Doing so comes with a performance impact for the syscall in question and will cause some work for LXD to evaluate the request and if allowed, process it with elevated privileges.

Available system calls#

mknod / mknodat#

The mknod and mknodat system calls can be used to create a variety of special files.

Most commonly inside containers, they may be called to create block or character devices. Creating such devices isn’t allowed in unprivileged containers as this is a very easy way to escalate privileges by allowing direct write access to resources like disks or memory.

But there are files which are safe to create. For those, intercepting this syscall may unblock some specific workloads and allow them to run inside an unprivileged containers.

The devices which are currently allowed are:

  • overlayfs whiteout (char 0:0)

  • /dev/console (char 5:1)

  • /dev/full (char 1:7)

  • /dev/null (char 1:3)

  • /dev/random (char 1:8)

  • /dev/tty (char 5:0)

  • /dev/urandom (char 1:9)

  • /dev/zero (char 1:5)

All file types other than character devices are currently sent to the kernel as usual, so enabling this feature doesn’t change their behavior at all.

This can be enabled by setting security.syscalls.intercept.mknod to true.


The setxattr system call is used to set extended attributes on files.

The attributes which are handled by this currently are:

  • trusted.overlay.opaque (overlayfs directory whiteout)

Note that because the mediation must happen on a number of character strings, there is no easy way at present to only intercept the few attributes we care about.
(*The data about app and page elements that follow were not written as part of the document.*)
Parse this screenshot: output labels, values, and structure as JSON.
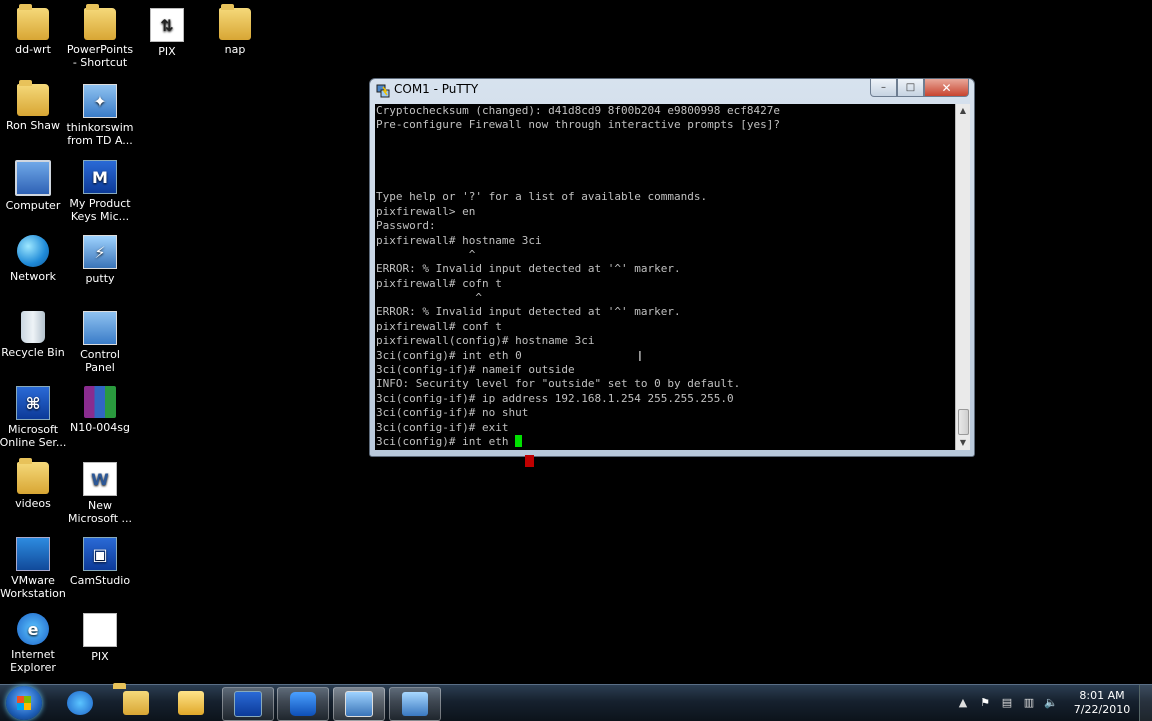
{
  "desktop": {
    "icons": [
      {
        "label": "dd-wrt",
        "icon": "folder-icon"
      },
      {
        "label": "PowerPoints - Shortcut",
        "icon": "folder-shortcut-icon"
      },
      {
        "label": "PIX",
        "icon": "pix-document-icon"
      },
      {
        "label": "nap",
        "icon": "folder-icon"
      },
      {
        "label": "Ron Shaw",
        "icon": "user-folder-icon"
      },
      {
        "label": "thinkorswim from TD A...",
        "icon": "thinkorswim-icon"
      },
      {
        "label": "Computer",
        "icon": "computer-icon"
      },
      {
        "label": "My Product Keys Mic...",
        "icon": "magicjelly-icon"
      },
      {
        "label": "Network",
        "icon": "network-icon"
      },
      {
        "label": "putty",
        "icon": "putty-icon"
      },
      {
        "label": "Recycle Bin",
        "icon": "recycle-bin-icon"
      },
      {
        "label": "Control Panel",
        "icon": "control-panel-icon"
      },
      {
        "label": "Microsoft Online Ser...",
        "icon": "microsoft-online-icon"
      },
      {
        "label": "N10-004sg",
        "icon": "winrar-icon"
      },
      {
        "label": "videos",
        "icon": "folder-icon"
      },
      {
        "label": "New Microsoft ...",
        "icon": "word-document-icon"
      },
      {
        "label": "VMware Workstation",
        "icon": "vmware-icon"
      },
      {
        "label": "CamStudio",
        "icon": "camstudio-icon"
      },
      {
        "label": "Internet Explorer",
        "icon": "internet-explorer-icon"
      },
      {
        "label": "PIX",
        "icon": "document-icon"
      }
    ]
  },
  "putty": {
    "title": "COM1 - PuTTY",
    "buttons": {
      "minimize": "–",
      "maximize": "□",
      "close": "✕"
    },
    "lines": [
      "Cryptochecksum (changed): d41d8cd9 8f00b204 e9800998 ecf8427e",
      "Pre-configure Firewall now through interactive prompts [yes]?",
      "",
      "",
      "",
      "",
      "Type help or '?' for a list of available commands.",
      "pixfirewall> en",
      "Password:",
      "pixfirewall# hostname 3ci",
      "              ^",
      "ERROR: % Invalid input detected at '^' marker.",
      "pixfirewall# cofn t",
      "               ^",
      "ERROR: % Invalid input detected at '^' marker.",
      "pixfirewall# conf t",
      "pixfirewall(config)# hostname 3ci",
      "3ci(config)# int eth 0",
      "3ci(config-if)# nameif outside",
      "INFO: Security level for \"outside\" set to 0 by default.",
      "3ci(config-if)# ip address 192.168.1.254 255.255.255.0",
      "3ci(config-if)# no shut",
      "3ci(config-if)# exit",
      "3ci(config)# int eth "
    ],
    "colors": {
      "background": "#000000",
      "text": "#c0c0c0",
      "cursor": "#00e000"
    }
  },
  "taskbar": {
    "start": "start-orb-icon",
    "pinned": [
      {
        "name": "internet-explorer-icon"
      },
      {
        "name": "windows-explorer-icon"
      },
      {
        "name": "outlook-icon"
      },
      {
        "name": "microsoft-online-icon"
      },
      {
        "name": "teamviewer-icon"
      },
      {
        "name": "putty-icon",
        "active": true
      },
      {
        "name": "camstudio-icon"
      }
    ],
    "tray": {
      "arrow": "▲",
      "time": "8:01 AM",
      "date": "7/22/2010"
    }
  }
}
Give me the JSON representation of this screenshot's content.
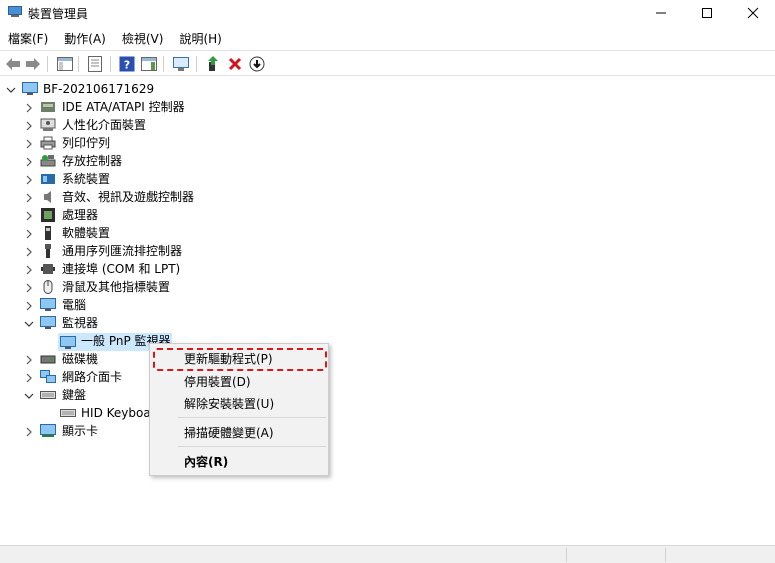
{
  "window": {
    "title": "裝置管理員"
  },
  "menu": [
    "檔案(F)",
    "動作(A)",
    "檢視(V)",
    "說明(H)"
  ],
  "tree": {
    "root": "BF-202106171629",
    "items": [
      {
        "label": "IDE ATA/ATAPI 控制器",
        "icon": "ide-controller-icon",
        "expanded": false
      },
      {
        "label": "人性化介面裝置",
        "icon": "hid-icon",
        "expanded": false
      },
      {
        "label": "列印佇列",
        "icon": "printer-icon",
        "expanded": false
      },
      {
        "label": "存放控制器",
        "icon": "storage-controller-icon",
        "expanded": false
      },
      {
        "label": "系統裝置",
        "icon": "system-device-icon",
        "expanded": false
      },
      {
        "label": "音效、視訊及遊戲控制器",
        "icon": "speaker-icon",
        "expanded": false
      },
      {
        "label": "處理器",
        "icon": "processor-icon",
        "expanded": false
      },
      {
        "label": "軟體裝置",
        "icon": "software-device-icon",
        "expanded": false
      },
      {
        "label": "通用序列匯流排控制器",
        "icon": "usb-icon",
        "expanded": false
      },
      {
        "label": "連接埠 (COM 和 LPT)",
        "icon": "port-icon",
        "expanded": false
      },
      {
        "label": "滑鼠及其他指標裝置",
        "icon": "mouse-icon",
        "expanded": false
      },
      {
        "label": "電腦",
        "icon": "computer-icon",
        "expanded": false
      },
      {
        "label": "監視器",
        "icon": "monitor-icon",
        "expanded": true
      },
      {
        "label": "一般 PnP 監視器",
        "icon": "monitor-icon",
        "child": true,
        "selected": true
      },
      {
        "label": "磁碟機",
        "icon": "disk-drive-icon",
        "expanded": false
      },
      {
        "label": "網路介面卡",
        "icon": "network-adapter-icon",
        "expanded": false
      },
      {
        "label": "鍵盤",
        "icon": "keyboard-icon",
        "expanded": true
      },
      {
        "label": "HID Keyboa",
        "icon": "keyboard-icon",
        "child": true
      },
      {
        "label": "顯示卡",
        "icon": "display-adapter-icon",
        "expanded": false
      }
    ]
  },
  "context_menu": {
    "update_driver": "更新驅動程式(P)",
    "disable_device": "停用裝置(D)",
    "uninstall_device": "解除安裝裝置(U)",
    "scan_hardware": "掃描硬體變更(A)",
    "properties": "內容(R)"
  },
  "colors": {
    "highlight": "#d61a1a",
    "selection": "#cce8ff"
  }
}
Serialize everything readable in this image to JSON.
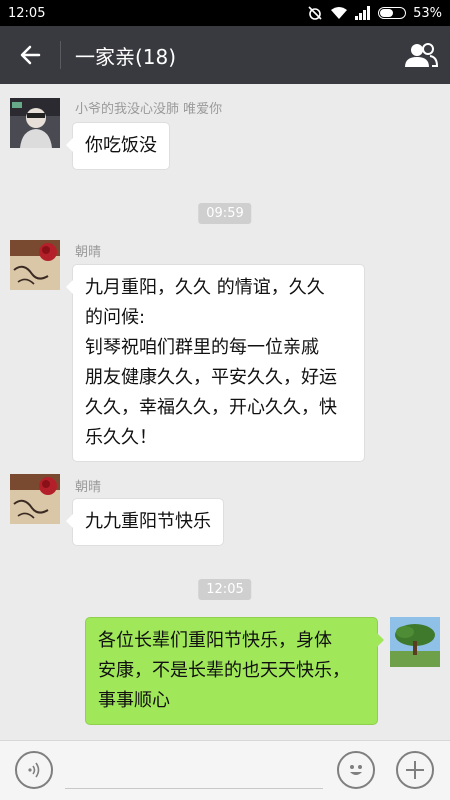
{
  "status_bar": {
    "time": "12:05",
    "battery": "53%",
    "battery_level": 0.53,
    "icons": [
      "alarm-off-icon",
      "wifi-icon",
      "signal-icon",
      "battery-icon"
    ]
  },
  "header": {
    "title": "一家亲(18)",
    "back_icon": "back-arrow-icon",
    "members_icon": "group-members-icon",
    "background": "#393a3f"
  },
  "messages": [
    {
      "type": "incoming",
      "sender": "小爷的我没心没肺  唯爱你",
      "avatar": "avatar-boy",
      "text": "你吃饭没"
    },
    {
      "type": "time",
      "text": "09:59"
    },
    {
      "type": "incoming",
      "sender": "朝晴",
      "avatar": "avatar-rose",
      "lines": [
        "九月重阳，久久 的情谊，久久",
        "的问候:",
        "钊琴祝咱们群里的每一位亲戚",
        "朋友健康久久，平安久久，好运",
        "久久，幸福久久，开心久久，快",
        "乐久久！"
      ]
    },
    {
      "type": "incoming",
      "sender": "朝晴",
      "avatar": "avatar-rose",
      "text": "九九重阳节快乐"
    },
    {
      "type": "time",
      "text": "12:05"
    },
    {
      "type": "outgoing",
      "avatar": "avatar-tree",
      "lines": [
        "各位长辈们重阳节快乐，身体",
        "安康，不是长辈的也天天快乐，",
        "事事顺心"
      ]
    }
  ],
  "input_bar": {
    "voice_icon": "voice-icon",
    "emoji_icon": "emoji-icon",
    "plus_icon": "plus-icon"
  },
  "colors": {
    "chat_bg": "#ebebeb",
    "outgoing_bubble": "#a0e75a",
    "incoming_bubble": "#ffffff",
    "timestamp_bg": "#cfcfcf"
  }
}
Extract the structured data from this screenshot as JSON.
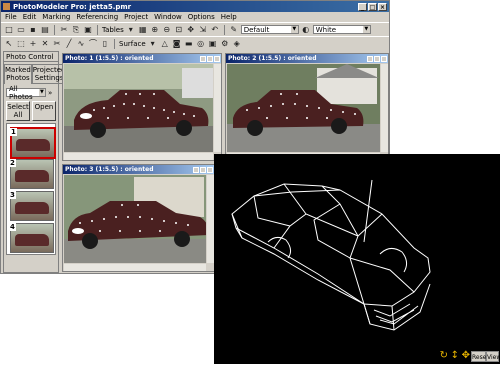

As we only allow the attributes above, this may result in breakage for other attributes that would have been previously allowed by the kernel.

This can be enabled by setting security.syscalls.intercept.setxattr to true.